As an alternative to using ET to determine irrigation needs, a variety of soil moisture sensors have been developed that can be integrated into weather stations that directly measure soil moisture. The three most common types of soil moisture probes used are time domain reflector (TDR), time domain transmission (TDT), and amplitude domain reflectometer. In all cases, sensors measure the volumetric water content (VWC), or the percent of a soil column that is occupied by water. For a detailed description of soil moisture sensors, refer to “Understanding Soil Moisture Sensors: A Fact Sheet for Irrigation Professionals in Virginia” by Virginia Tech Extension specialists David Sample, James Owen, Jeb Fields, and Stefani Barlow (https://www.pubs.ext.vt.edu/content/dam/pubs_ext_vt_edu/BSE/BSE-198/BSE-198-PDF.pdf).
These sensors can be accurate to within 1 to 5 percent of VWC, but must be calibrated to the specific soil type being monitored. This requires advanced knowledge and laboratory analysis, but some component providers include calibration in the cost (or as an added cost) to the soil moisture sensor. Additionally, newly developed soil moisture sensors concurrently monitor soil moisture, soil temperature, and soil bulk electrical conductivity, a measure of fertility. This function could be beneficial in determining planting dates of field crops, determining heat stress in containerized crops, and determining crop nutrition needs over a growing season.
What can I do with weather station data?
Setting up a weather station depends on the grower’s goal for the data that is collected. Listed below are typical data that growers will find helpful and that can be adapted to the needs of each specific grower.

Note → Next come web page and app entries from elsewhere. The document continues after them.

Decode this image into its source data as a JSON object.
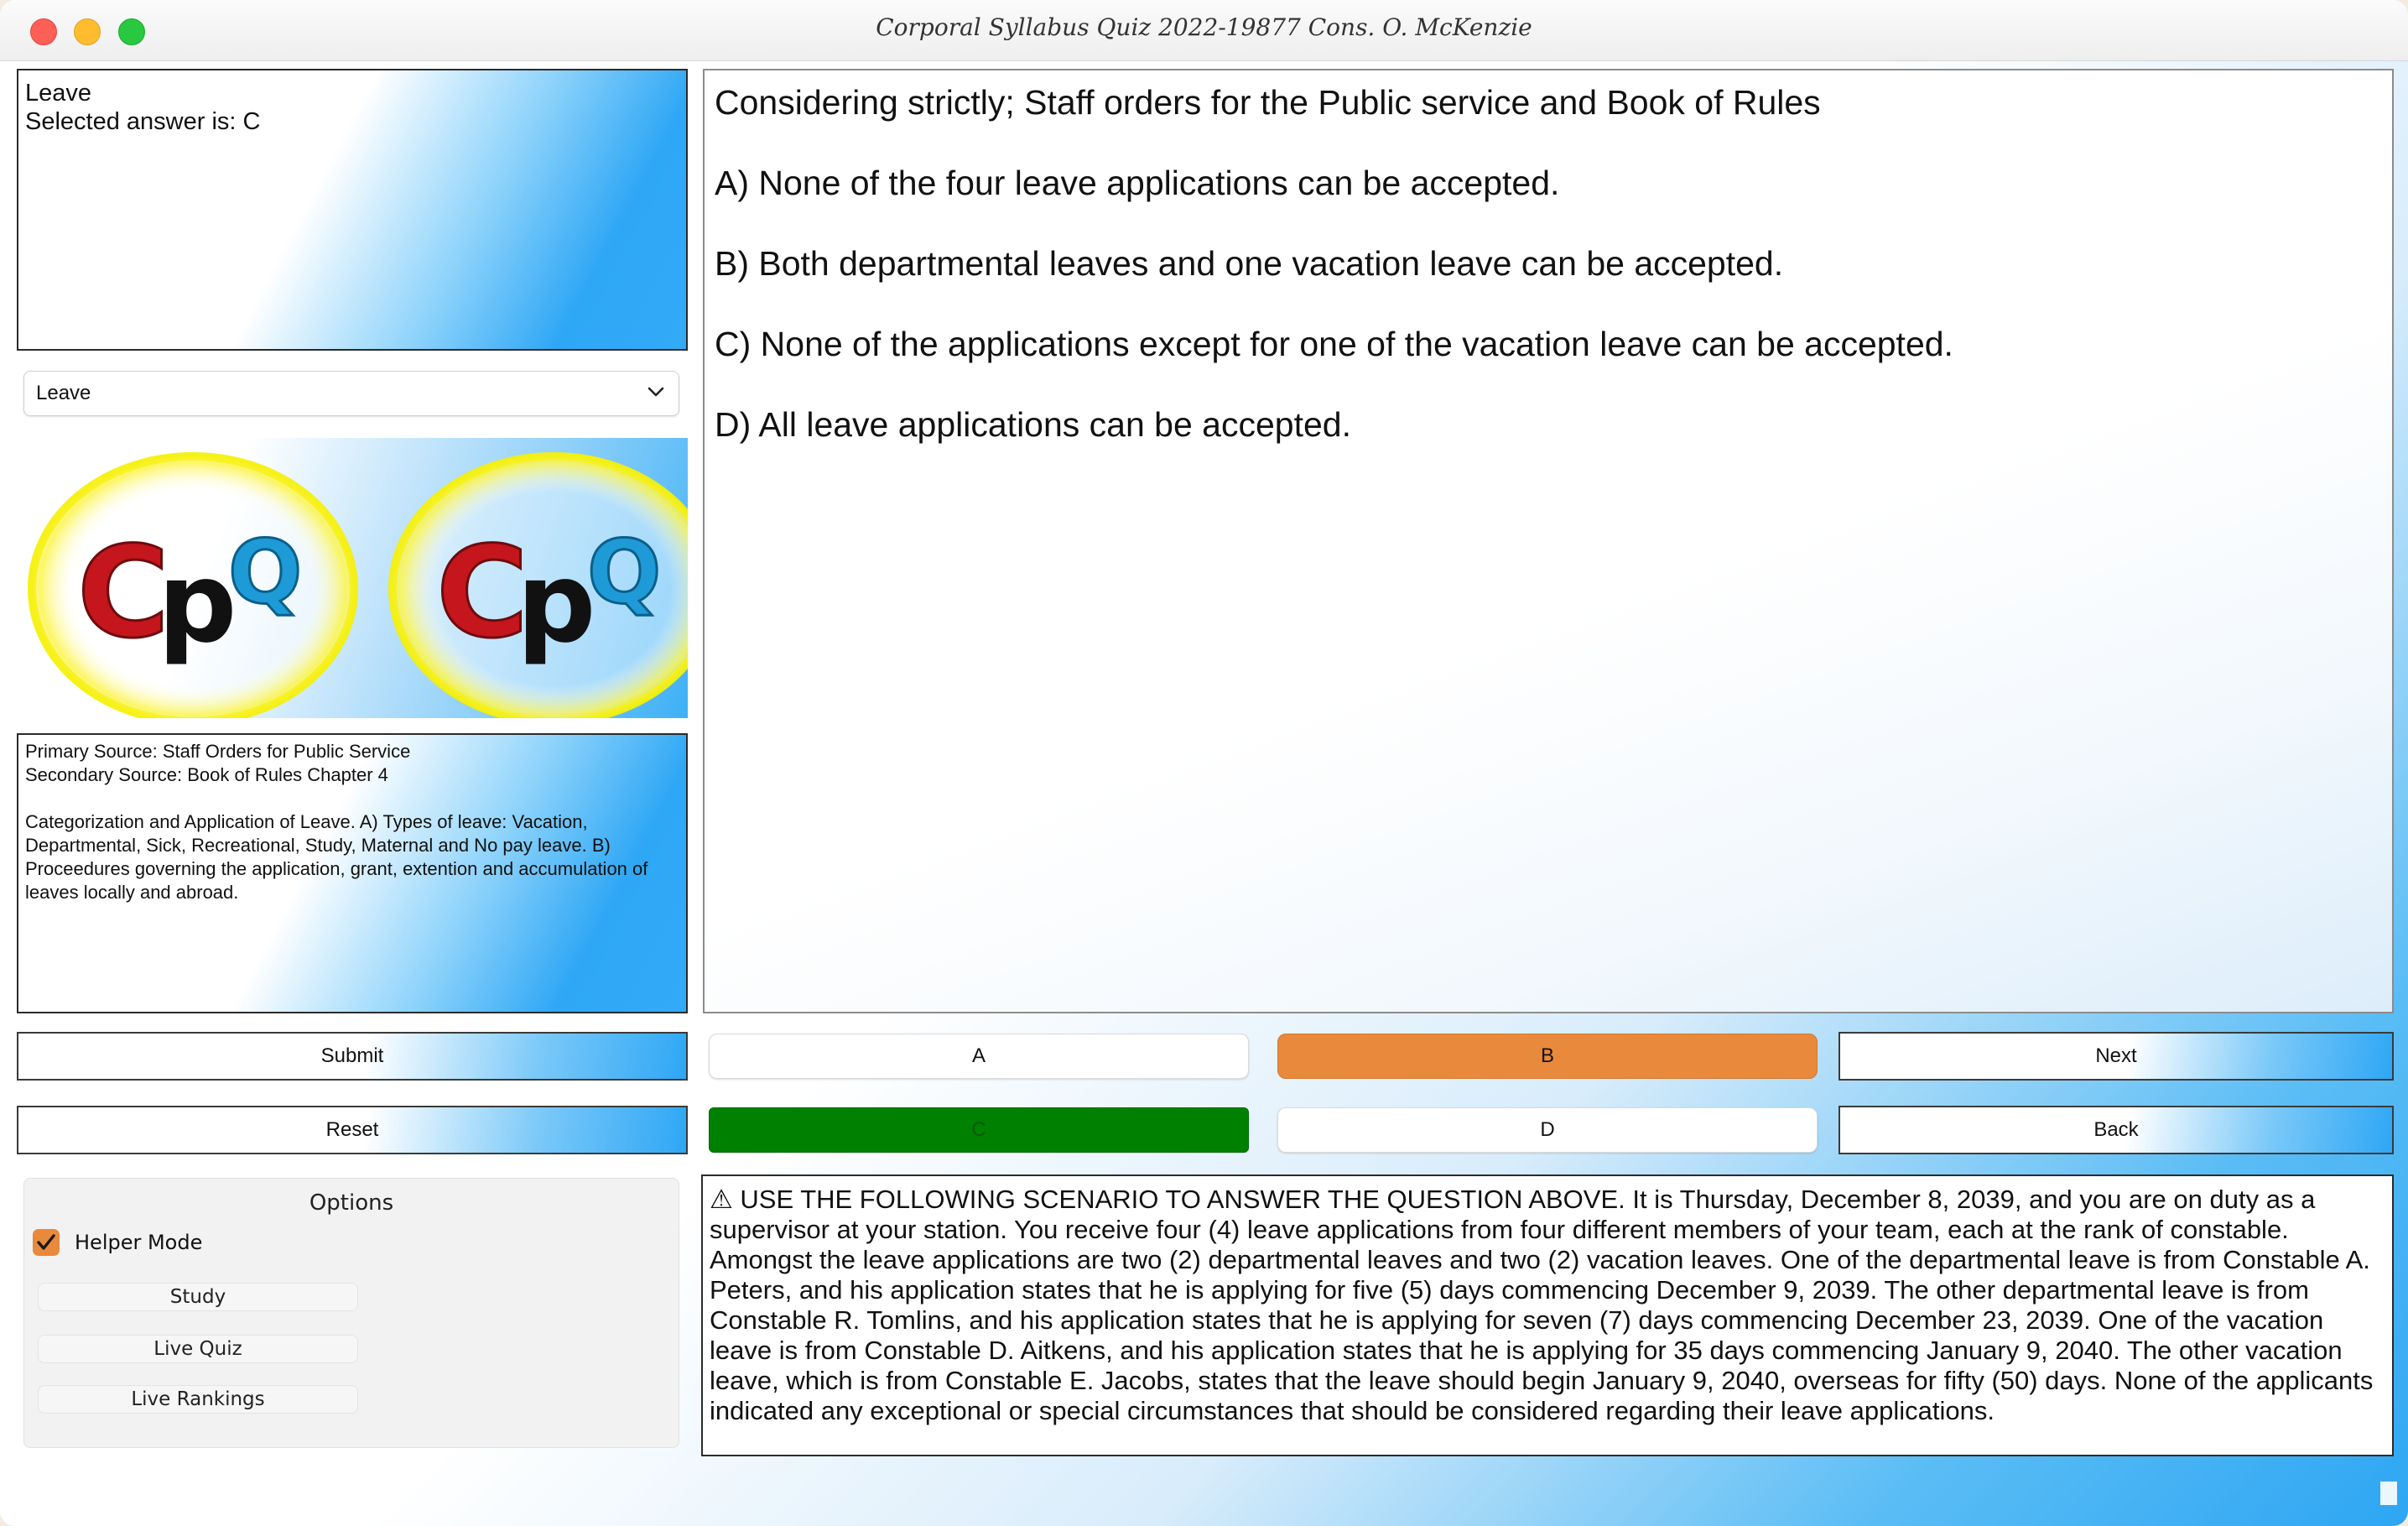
{
  "window": {
    "title": "Corporal Syllabus Quiz 2022-19877 Cons. O. McKenzie"
  },
  "status": {
    "topic": "Leave",
    "selected_answer": "Selected answer is: C"
  },
  "topic_select": {
    "value": "Leave"
  },
  "logo": {
    "text": "CpQ",
    "colors": {
      "c": "#c4161c",
      "p": "#111111",
      "q": "#1e9bd7",
      "ring": "#f5f000"
    }
  },
  "source": {
    "primary": "Primary Source: Staff Orders for Public Service",
    "secondary": "Secondary Source: Book of Rules Chapter 4",
    "description": "Categorization and Application of Leave. A) Types of leave: Vacation, Departmental, Sick, Recreational, Study, Maternal and No pay leave. B) Proceedures governing the application, grant, extention and accumulation of leaves locally and abroad."
  },
  "question": {
    "prompt": "Considering strictly; Staff orders for the Public service and Book of Rules",
    "options": [
      "A) None of the four leave applications can be accepted.",
      "B) Both departmental leaves and one vacation leave can be accepted.",
      "C) None of the applications except for one of the vacation leave can be accepted.",
      "D) All leave applications can be accepted."
    ]
  },
  "buttons": {
    "submit": "Submit",
    "reset": "Reset",
    "a": "A",
    "b": "B",
    "c": "C",
    "d": "D",
    "next": "Next",
    "back": "Back"
  },
  "colors": {
    "answer_selected": "#008000",
    "answer_highlight": "#e8893c",
    "accent_blue": "#2ea7f5"
  },
  "options_panel": {
    "title": "Options",
    "helper_mode_label": "Helper Mode",
    "helper_mode_checked": true,
    "study": "Study",
    "live_quiz": "Live Quiz",
    "live_rankings": "Live Rankings"
  },
  "scenario": {
    "icon": "warning-icon",
    "text": "⚠ USE THE FOLLOWING SCENARIO TO ANSWER THE QUESTION ABOVE. It is Thursday, December 8, 2039, and you are on duty as a supervisor at your station. You receive four (4) leave applications from four different members of your team, each at the rank of constable. Amongst the leave applications are two (2) departmental leaves and two (2) vacation leaves. One of the departmental leave is from Constable A. Peters, and his application states that he is applying for five (5) days commencing December 9, 2039. The other departmental leave is from Constable R. Tomlins, and his application states that he is applying for seven (7) days commencing December 23, 2039. One of the vacation leave is from Constable D. Aitkens, and his application states that he is applying for 35 days commencing January 9, 2040. The other vacation leave, which is from Constable E. Jacobs, states that the leave should begin January 9, 2040, overseas for fifty (50) days. None of the applicants indicated any exceptional or special circumstances that should be considered regarding their leave applications."
  }
}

Irrigation scheduling: Measurements can be used for water balance or other calculated methods of irrigation scheduling, including crop-water-use models. The most commonly used method of irrigation scheduling uses reference evapotranspiration (ET), which determines how water use changes from day to day based on environmental conditions. This requires a complex equation, but many weather stations contain software that calculates ET daily. In these systems, irrigation of the current day is applied to replace water lost the previous day via evaporation from soil and transpiration from the plant. Alternatively, soil moisture sensors are becoming a popular method of determining soil moisture content while monitoring soil temperature and fertility.
Degree-day models: Temperature measurements can be used to monitor chilling hours and growing degree hours. As a process of going through winter dormancy and resuming growth in the spring, deciduous woody crops have a chilling requirement (accumulated time below 45 degrees Fahrenheit or 7 degrees Celsius) as well as a growing degree-day requirement (warm temperature exposure above 40 F or 4 C after chilling). These requirements are most important for fruit crops and flowering ornamentals because they determine when plants will bloom in the spring.
Freeze protection: Topography, latitude, and elevation can all play a role in the occurrence of freeze events in an area, so site-specific temperature measurements are valuable for freeze/frost protection. Many weather stations include software that calculates wet bulb temperatures and alerts users when frost events are imminent.
- Amanda Bayer, UMass Extension assistant professor, sustainable landscape horticulture
- Marc van Iersel, UGA Extension professor, crop physiology and nutrition
- Matthew Chappell, UGA Extension associate professor, nursery production
This fact sheet was published by the University of Georgia in cooperation with Fort Valley State University.
* Images courtesy of Decagon Devices.